Of course an individual investor can turn over their deposit many more times and make “sell” positions far more freely than these institutions, respectively the potential for profits is far greater, but so is the risk. So this should be one of the first things you do – set a target for yourself and risk according to your deposit. Compounding profits and increasing the room for error is what trading is all about, not a constant 100% win ratio.

The next target you should try and formulate is the number of trades you’ll be making. This is an important component and one that is closely connected with your trading system if you choose to use one. Depending on the time and effort you can devote to trading, you should predetermine either a number or range of trades you’ll be making per day, week or month. The reason for this is that overtrading is a risk, especially if you start winning or losing more than expected. If the conditions that seem suitable come around more often, then maybe something was wrong with your initial calculations.

Another target is to monitor your time and efforts. Trading is much more like a profession than many people think. Although powerful mobile apps and online tools let you perform analysis that previously took hours of pouring over data, in our fast-paced society time has turned into a scarce commodity. For someone who has a job or other main activity beside trading, a reasonable plan of how much time you’ll spend is something to prepare in advance so that you don’t start putting pressure on yourself while trading (and while resting). Pressure leads to stress, stress leads to mistakes on and off the trading charts.

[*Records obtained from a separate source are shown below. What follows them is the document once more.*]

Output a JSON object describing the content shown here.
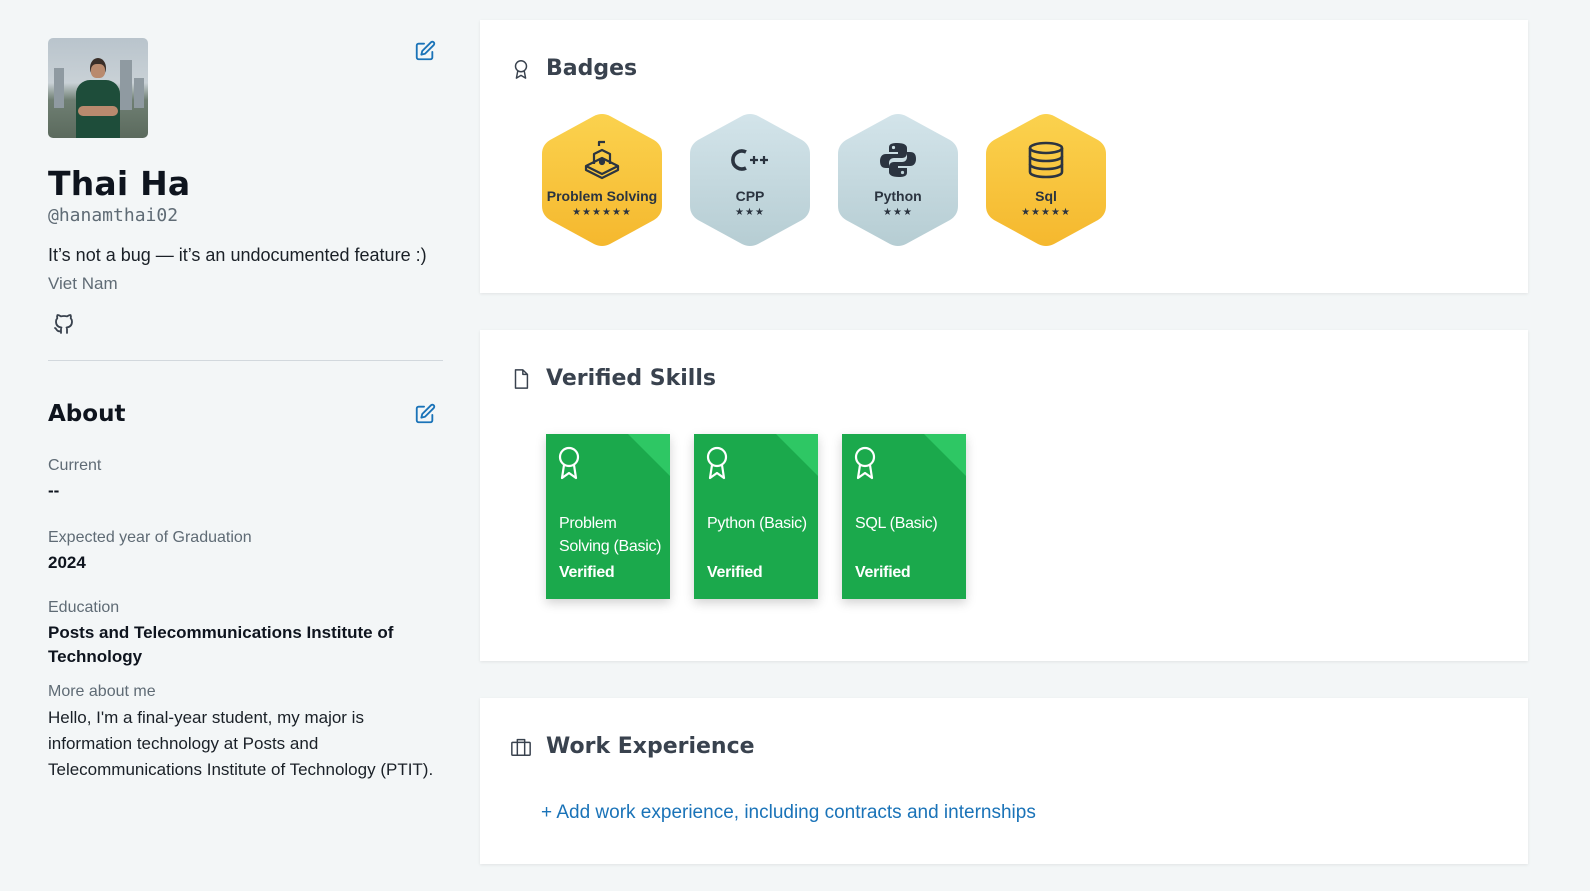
{
  "profile": {
    "name": "Thai Ha",
    "handle": "@hanamthai02",
    "bio": "It’s not a bug — it’s an undocumented feature :)",
    "location": "Viet Nam",
    "social_icon": "github-icon",
    "edit_icon": "edit-icon"
  },
  "about": {
    "title": "About",
    "current_label": "Current",
    "current_value": "--",
    "graduation_label": "Expected year of Graduation",
    "graduation_value": "2024",
    "education_label": "Education",
    "education_value": "Posts and Telecommunications Institute of Technology",
    "more_label": "More about me",
    "more_value": "Hello, I'm a final-year student, my major is information technology at Posts and Telecommunications Institute of Technology (PTIT)."
  },
  "badges": {
    "title": "Badges",
    "icon": "award-icon",
    "items": [
      {
        "name": "Problem Solving",
        "stars": 6,
        "star_text": "★★★★★★",
        "tier": "gold",
        "icon": "problem-solving-icon"
      },
      {
        "name": "CPP",
        "stars": 3,
        "star_text": "★★★",
        "tier": "silver",
        "icon": "cpp-icon"
      },
      {
        "name": "Python",
        "stars": 3,
        "star_text": "★★★",
        "tier": "silver",
        "icon": "python-icon"
      },
      {
        "name": "Sql",
        "stars": 5,
        "star_text": "★★★★★",
        "tier": "gold",
        "icon": "database-icon"
      }
    ]
  },
  "verified_skills": {
    "title": "Verified Skills",
    "icon": "document-icon",
    "items": [
      {
        "name": "Problem Solving (Basic)",
        "status": "Verified"
      },
      {
        "name": "Python (Basic)",
        "status": "Verified"
      },
      {
        "name": "SQL (Basic)",
        "status": "Verified"
      }
    ]
  },
  "work_experience": {
    "title": "Work Experience",
    "icon": "briefcase-icon",
    "add_link": "+ Add work experience, including contracts and internships"
  },
  "colors": {
    "gold": "#f7c23b",
    "silver": "#c6dbe2",
    "skill_green": "#1ba94c",
    "link_blue": "#1a73b8",
    "page_bg": "#f3f6f7"
  }
}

By making choices about these targets you will, in the end, form your own trading style. It will be adjusted for your own risk tolerance, the time you have available, your deposit, etc. If at some point you have more time or you’ve found a better system or instrument, you can rinse and repeat with every change you try out. In any case you should always lay the wide foundations of knowledge before thinking of the towers of success.